### Task prompt
Show all lines of the listing that hold the word "JSON".

### Data
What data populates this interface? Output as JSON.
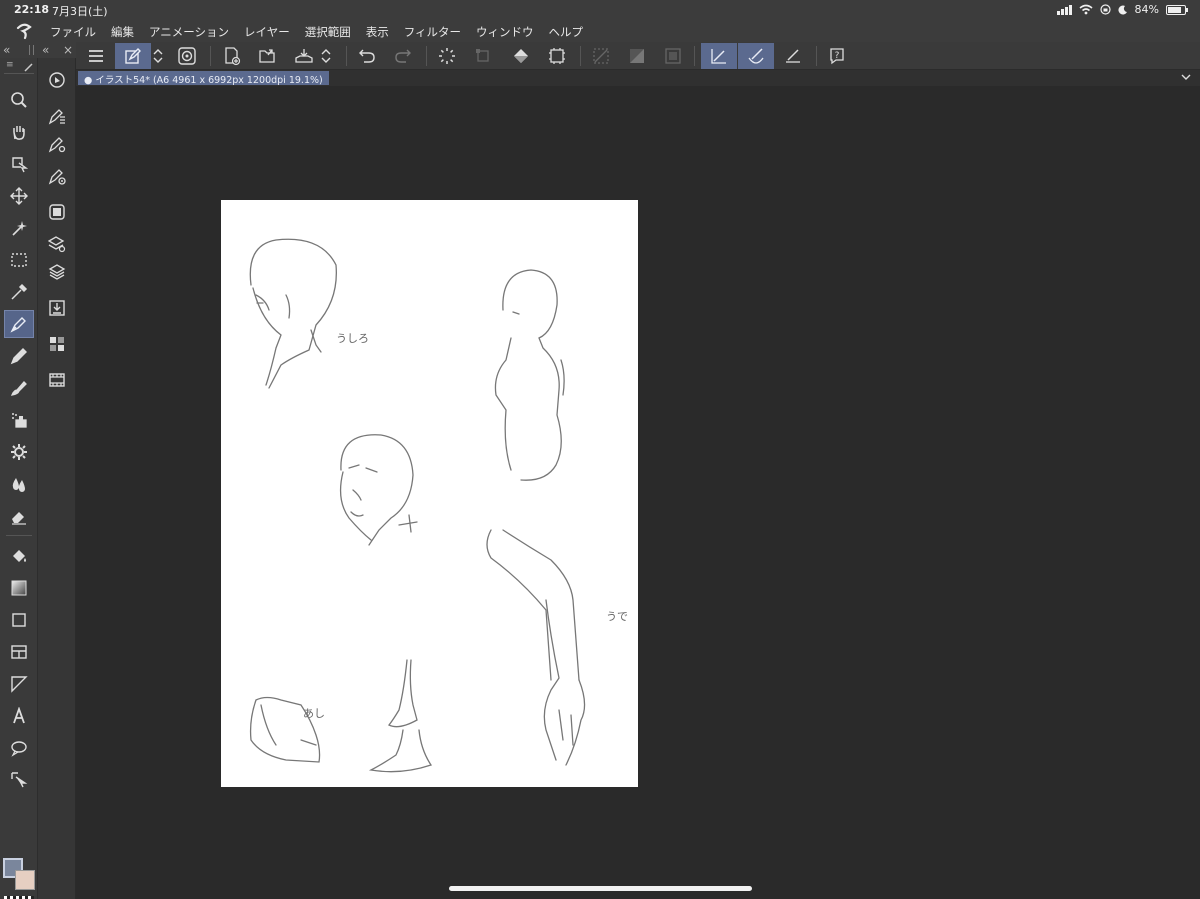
{
  "status_bar": {
    "time": "22:18",
    "date": "7月3日(土)",
    "battery_percent": "84%",
    "battery_level": 0.84
  },
  "menu": {
    "items": [
      "ファイル",
      "編集",
      "アニメーション",
      "レイヤー",
      "選択範囲",
      "表示",
      "フィルター",
      "ウィンドウ",
      "ヘルプ"
    ]
  },
  "tab": {
    "title": "イラスト54* (A6 4961 x 6992px 1200dpi 19.1%)"
  },
  "canvas_labels": {
    "head_side": "うしろ",
    "arm": "うで",
    "foot": "あし"
  },
  "colors": {
    "main_color": "#7a869c",
    "sub_color": "#e6cfc2",
    "accent": "#5b6a8f"
  },
  "icons": {
    "toolbox": [
      "zoom-icon",
      "hand-icon",
      "operation-icon",
      "move-layer-icon",
      "auto-select-icon",
      "selection-icon",
      "eyedropper-icon",
      "pen-icon",
      "pencil-icon",
      "brush-icon",
      "airbrush-icon",
      "decoration-icon",
      "blend-icon",
      "eraser-icon",
      "fill-icon",
      "gradient-icon",
      "figure-icon",
      "frame-border-icon",
      "ruler-icon",
      "text-icon",
      "balloon-icon",
      "correct-line-icon"
    ],
    "subtool": [
      "rotate-icon",
      "pen-subtool-icon",
      "pen-settings-icon",
      "pen-brush-icon",
      "navigator-icon",
      "layer-property-icon",
      "layers-icon",
      "material-icon",
      "color-set-icon",
      "timeline-icon"
    ]
  }
}
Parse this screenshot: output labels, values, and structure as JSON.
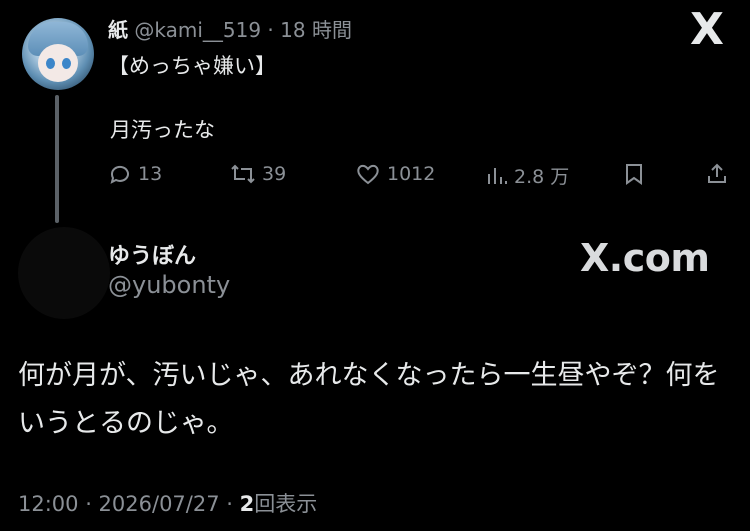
{
  "original": {
    "name": "紙",
    "handle": "@kami__519",
    "separator": "·",
    "time": "18 時間",
    "line1": "【めっちゃ嫌い】",
    "line2": "月汚ったな",
    "replies": "13",
    "retweets": "39",
    "likes": "1012",
    "views": "2.8 万"
  },
  "logo": "X",
  "reply": {
    "name": "ゆうぼん",
    "handle": "@yubonty",
    "watermark": "X.com",
    "text": "何が月が、汚いじゃ、あれなくなったら一生昼やぞ？何をいうとるのじゃ。",
    "timestamp": "12:00 · 2026/07/27 · ",
    "view_count": "2",
    "view_label": "回表示"
  },
  "icons": {
    "reply": "speech-bubble-icon",
    "retweet": "retweet-icon",
    "like": "heart-icon",
    "views": "bar-chart-icon",
    "bookmark": "bookmark-icon",
    "share": "share-icon"
  }
}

### Result of this task
What data populates this interface? Output as JSON.
Parse this screenshot: output labels, values, and structure as JSON.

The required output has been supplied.